Making Edmond a City of Character
Group Sponsors Character-based Education in Area Schools
You’re walking down the sidewalk and find a wallet on a bench. What do you do?
A dedicated group of people is working to make sure everyone would do the right thing: return the wallet to its owner. They are the Character Council of Edmond, and returning a wallet is just one example of their goal to build a “City of Character.”
The council’s main focus is sponsoring character-based education in area schools. Jim Hulsey, president of the Character Council, said there are two reasons for starting in schools. Children are a receptive audience for the character message, and it is easier to obtain funding for educational programs aimed at students. Most Edmond elementary schools were already using the Great Expectations character training, but no character education was being offered to middle school students.
In 2003, the Character Council sponsored 15 teachers from Central Middle School to receive character training. Since that time, more than 120 teachers from eight schools have been through the training.
One of the first teachers was Lee Ann Kuhlman, who is now an officer on the Character Council board. Kuhlman said she was so impressed with the training that she decided volunteering with the council was worth her time.
Kuhlman has taught Family and Consumer Sciences, formerly Home Arts, at Central for the past 10 years and was recognized last year as the school’s Teacher of the Year. Because her class is hands-on and less structured than other subjects, Kuhlman’s No. 1 classroom rule has always been respect.
“The students have to share supplies and they have to get along,” she said.
After attending the training, she said she was able to recognize and praise students for specific traits they were demonstrating in the classroom.
“It means a little more when you can pinpoint those traits,” Kuhlman said.
Identifying specific traits also gives Kuhlman a chance to discuss character with her students and talk about why it is important.
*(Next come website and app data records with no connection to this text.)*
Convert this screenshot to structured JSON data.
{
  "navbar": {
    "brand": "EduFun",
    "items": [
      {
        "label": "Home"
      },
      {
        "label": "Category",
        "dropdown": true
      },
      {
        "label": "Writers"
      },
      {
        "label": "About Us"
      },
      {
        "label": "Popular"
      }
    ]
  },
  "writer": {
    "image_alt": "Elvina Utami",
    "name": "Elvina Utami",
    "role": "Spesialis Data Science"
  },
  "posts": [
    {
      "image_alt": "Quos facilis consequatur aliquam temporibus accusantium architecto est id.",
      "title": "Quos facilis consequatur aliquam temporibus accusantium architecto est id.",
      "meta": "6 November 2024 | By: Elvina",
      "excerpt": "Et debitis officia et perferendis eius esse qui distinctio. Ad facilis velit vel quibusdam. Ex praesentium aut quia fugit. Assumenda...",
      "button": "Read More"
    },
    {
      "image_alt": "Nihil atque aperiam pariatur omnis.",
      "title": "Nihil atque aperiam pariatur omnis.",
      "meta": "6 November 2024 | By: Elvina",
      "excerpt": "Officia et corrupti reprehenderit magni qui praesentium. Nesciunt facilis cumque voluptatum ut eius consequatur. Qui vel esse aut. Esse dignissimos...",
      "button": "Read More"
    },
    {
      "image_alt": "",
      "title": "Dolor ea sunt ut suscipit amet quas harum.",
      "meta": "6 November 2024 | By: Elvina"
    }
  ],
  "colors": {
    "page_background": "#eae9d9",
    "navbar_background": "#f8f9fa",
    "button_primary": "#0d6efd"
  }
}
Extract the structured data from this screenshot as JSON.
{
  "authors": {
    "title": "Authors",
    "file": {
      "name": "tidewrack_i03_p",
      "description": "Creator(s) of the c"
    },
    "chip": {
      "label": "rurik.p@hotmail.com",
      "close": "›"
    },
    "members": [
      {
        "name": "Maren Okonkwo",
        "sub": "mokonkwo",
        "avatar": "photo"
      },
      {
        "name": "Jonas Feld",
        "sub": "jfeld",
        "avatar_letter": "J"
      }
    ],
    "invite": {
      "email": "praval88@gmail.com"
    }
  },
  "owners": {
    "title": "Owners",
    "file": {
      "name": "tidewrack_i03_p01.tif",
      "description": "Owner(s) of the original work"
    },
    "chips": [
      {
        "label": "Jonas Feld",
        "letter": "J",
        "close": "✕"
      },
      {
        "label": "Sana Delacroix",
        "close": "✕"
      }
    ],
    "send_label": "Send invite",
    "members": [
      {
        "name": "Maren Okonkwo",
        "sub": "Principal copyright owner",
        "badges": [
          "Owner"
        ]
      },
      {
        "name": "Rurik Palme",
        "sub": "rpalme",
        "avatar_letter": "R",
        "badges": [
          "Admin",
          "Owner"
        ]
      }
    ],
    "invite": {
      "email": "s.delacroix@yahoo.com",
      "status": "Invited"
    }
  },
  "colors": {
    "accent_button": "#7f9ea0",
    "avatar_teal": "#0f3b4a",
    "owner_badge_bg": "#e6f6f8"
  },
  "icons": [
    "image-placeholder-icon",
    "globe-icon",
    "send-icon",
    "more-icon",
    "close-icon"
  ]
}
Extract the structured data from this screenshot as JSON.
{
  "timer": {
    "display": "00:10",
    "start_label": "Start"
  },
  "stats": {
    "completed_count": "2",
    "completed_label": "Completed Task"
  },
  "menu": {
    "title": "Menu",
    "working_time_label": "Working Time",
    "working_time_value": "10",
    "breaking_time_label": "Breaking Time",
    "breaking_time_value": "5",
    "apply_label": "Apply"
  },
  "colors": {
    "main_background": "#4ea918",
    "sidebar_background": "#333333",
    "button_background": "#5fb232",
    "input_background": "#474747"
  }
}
In the job market, people are hired for their skills, but losing a job can often be traced to a character issue, she said.
Kuhlman said the training also impressed upon her how important it is to set a good example.
“When students see me being patient, it is easier for them to be patient,” she said.
Central principal Tara Fair has made sure that character is a priority at the school. Each morning’s announcements include the character trait the school is focusing on that month. This might be a quote about the trait or examples of how the trait is useful. A framed poster of all 49 character traits hangs in the school office.
It is difficult to measure what effect the character initiative is having on the students, but Kuhlman thinks it is working well. In her classroom, the students cooperate and assist each other, she said.
“I believe they take great pride in that,” she said. “I look at our school every day and our halls are clean. It is a small thing, but we have 900 students. It shows responsibility.”
Hulsey said character is difficult to define. In years past, people were remembered for their character and described that way – as honest, generous, thoughtful or diligent. Now people are described more in terms of their accomplishments – what degree they have, where they work or the size of their house.
“If we keep going on that route, the only people who would ever be recognized are sports figures or CEOs, and there are lots of other people worthy of our acknowledgment,” Hulsey said.
To this end, the Character Council has developed another program called Champions of Character. Each month, the council solicits nominations from the community to recognize an individual who exemplifies the focus character trait for that month. The person is recognized by the city council, and several of the honorees have gone on to volunteer with the council.
Eventually, the council would like to work with families, law enforcement, government, media and churches. Hulsey hopes the ultimate outcome of the council’s efforts will be better citizens, better family relations and better working conditions.
“Realistically I don’t anticipate we’ll see this as an overnight revelation, but I think these efforts will pay off,” he said. “It takes time, patience and diligence.”
Time and patience are familiar to the group. Edmond leaders first began working to build character in 1998 when the City of Edmond and Edmond Medical Hospital implemented character training for their employees through CharacterFirst! In 2001, this effort developed into the Character Council with the idea of building character citywide, supported by a city resolution making Edmond a “City of Character.” In 2003, the group obtained their tax-exempt status, allowing them to qualify for grant funding.
This year, the Character Council expanded their teacher training sponsorship to include all Edmond Middle Schools, both public and private. They hope to include the Edmond Freshman Academy teachers by next school year. The group received a grant from the Edmond Social Agency and also seeks support from Edmond businesses and organizations.
For more information on the Character Council of Edmond, go online to www.edmondcharacter.org.